WHAT THE TASK REQUIRES ▸
Every line in the entries where "JSON" is found should be copied.

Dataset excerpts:
• • • • •

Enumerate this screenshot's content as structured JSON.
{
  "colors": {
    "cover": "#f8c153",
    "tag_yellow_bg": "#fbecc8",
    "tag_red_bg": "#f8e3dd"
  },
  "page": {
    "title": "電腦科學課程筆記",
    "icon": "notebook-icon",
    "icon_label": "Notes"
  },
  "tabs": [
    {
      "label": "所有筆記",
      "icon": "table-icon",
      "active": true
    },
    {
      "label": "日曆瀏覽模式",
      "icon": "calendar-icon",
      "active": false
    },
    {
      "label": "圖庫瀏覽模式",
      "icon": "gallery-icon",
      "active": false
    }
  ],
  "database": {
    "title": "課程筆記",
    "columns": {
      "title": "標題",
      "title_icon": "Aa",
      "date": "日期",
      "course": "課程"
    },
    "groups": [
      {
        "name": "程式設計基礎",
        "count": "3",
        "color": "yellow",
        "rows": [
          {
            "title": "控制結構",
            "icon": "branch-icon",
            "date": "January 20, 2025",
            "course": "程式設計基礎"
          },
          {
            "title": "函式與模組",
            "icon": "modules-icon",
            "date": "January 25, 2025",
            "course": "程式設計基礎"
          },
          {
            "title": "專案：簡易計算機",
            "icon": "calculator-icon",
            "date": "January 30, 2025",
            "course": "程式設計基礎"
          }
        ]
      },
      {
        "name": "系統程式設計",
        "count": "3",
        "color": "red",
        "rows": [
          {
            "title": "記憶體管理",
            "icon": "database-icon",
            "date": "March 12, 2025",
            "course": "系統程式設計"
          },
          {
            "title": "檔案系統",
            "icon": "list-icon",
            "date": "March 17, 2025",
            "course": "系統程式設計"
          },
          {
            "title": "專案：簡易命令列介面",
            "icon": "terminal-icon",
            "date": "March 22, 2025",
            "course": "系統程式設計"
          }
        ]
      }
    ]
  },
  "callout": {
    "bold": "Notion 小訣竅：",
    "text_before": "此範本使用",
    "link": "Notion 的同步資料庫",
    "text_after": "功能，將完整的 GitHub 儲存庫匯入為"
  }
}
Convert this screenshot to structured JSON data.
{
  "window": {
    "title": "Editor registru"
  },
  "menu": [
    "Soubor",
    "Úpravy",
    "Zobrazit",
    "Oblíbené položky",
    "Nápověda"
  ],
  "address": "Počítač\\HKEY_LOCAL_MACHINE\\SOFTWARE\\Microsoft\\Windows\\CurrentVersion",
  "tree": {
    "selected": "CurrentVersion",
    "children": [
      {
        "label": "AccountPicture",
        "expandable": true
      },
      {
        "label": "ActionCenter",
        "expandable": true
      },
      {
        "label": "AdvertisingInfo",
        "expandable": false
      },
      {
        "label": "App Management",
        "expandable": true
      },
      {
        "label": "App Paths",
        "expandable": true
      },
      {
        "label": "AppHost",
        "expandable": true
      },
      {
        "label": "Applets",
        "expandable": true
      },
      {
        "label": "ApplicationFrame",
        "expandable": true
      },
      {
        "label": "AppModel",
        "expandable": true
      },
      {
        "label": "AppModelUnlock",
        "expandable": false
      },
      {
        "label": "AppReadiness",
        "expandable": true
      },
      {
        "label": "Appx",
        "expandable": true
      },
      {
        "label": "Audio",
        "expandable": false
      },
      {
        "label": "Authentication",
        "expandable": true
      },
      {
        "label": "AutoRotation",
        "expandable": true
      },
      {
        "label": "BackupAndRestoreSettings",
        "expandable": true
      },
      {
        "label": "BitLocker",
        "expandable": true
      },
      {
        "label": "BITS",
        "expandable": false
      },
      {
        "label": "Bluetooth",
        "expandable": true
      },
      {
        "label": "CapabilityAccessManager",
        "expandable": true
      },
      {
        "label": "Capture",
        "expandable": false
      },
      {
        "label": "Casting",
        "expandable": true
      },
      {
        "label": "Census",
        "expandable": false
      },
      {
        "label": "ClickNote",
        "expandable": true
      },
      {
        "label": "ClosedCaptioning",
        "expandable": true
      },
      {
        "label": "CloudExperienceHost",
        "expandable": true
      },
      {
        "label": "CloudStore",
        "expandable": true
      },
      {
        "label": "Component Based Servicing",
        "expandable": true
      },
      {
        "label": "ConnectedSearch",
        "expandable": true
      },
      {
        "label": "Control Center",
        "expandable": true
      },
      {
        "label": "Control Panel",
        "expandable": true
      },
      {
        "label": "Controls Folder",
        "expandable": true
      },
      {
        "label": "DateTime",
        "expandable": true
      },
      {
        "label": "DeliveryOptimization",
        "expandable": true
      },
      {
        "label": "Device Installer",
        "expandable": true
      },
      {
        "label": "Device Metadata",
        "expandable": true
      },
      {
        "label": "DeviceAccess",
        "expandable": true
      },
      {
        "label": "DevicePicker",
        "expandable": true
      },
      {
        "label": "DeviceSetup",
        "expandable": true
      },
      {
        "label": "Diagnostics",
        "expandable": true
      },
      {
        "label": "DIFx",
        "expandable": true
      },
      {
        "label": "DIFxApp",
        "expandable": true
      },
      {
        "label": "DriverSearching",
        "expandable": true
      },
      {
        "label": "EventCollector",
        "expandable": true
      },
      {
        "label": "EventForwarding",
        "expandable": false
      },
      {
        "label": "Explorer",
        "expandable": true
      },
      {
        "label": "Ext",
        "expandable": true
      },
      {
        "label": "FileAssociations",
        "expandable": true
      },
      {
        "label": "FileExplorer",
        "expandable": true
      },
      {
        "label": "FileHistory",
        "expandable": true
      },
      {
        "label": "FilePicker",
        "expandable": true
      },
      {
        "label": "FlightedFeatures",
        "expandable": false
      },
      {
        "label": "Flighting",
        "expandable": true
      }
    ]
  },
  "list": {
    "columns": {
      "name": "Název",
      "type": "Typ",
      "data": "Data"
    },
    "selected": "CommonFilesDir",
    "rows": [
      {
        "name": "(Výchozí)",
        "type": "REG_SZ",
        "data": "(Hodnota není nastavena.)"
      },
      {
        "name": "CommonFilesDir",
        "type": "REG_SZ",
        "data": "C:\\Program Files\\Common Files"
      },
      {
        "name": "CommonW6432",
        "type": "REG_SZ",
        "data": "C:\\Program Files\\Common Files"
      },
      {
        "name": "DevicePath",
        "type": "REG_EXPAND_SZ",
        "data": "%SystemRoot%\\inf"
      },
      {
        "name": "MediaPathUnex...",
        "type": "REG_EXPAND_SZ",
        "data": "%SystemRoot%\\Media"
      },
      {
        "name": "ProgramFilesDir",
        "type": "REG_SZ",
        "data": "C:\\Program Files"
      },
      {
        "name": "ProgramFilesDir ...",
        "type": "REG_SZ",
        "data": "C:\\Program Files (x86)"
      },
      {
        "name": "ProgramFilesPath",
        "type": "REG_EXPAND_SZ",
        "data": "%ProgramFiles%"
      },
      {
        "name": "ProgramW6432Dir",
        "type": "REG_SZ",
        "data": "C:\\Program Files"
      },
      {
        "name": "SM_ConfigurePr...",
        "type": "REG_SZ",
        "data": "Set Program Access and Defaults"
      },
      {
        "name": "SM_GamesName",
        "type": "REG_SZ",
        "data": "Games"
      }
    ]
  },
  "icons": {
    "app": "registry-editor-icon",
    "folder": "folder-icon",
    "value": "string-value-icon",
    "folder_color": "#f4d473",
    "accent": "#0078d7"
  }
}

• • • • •

RESPONSE TO THE EXERCISE ▸
Enumerate this screenshot's content as structured JSON.
Convert this screenshot to structured JSON data.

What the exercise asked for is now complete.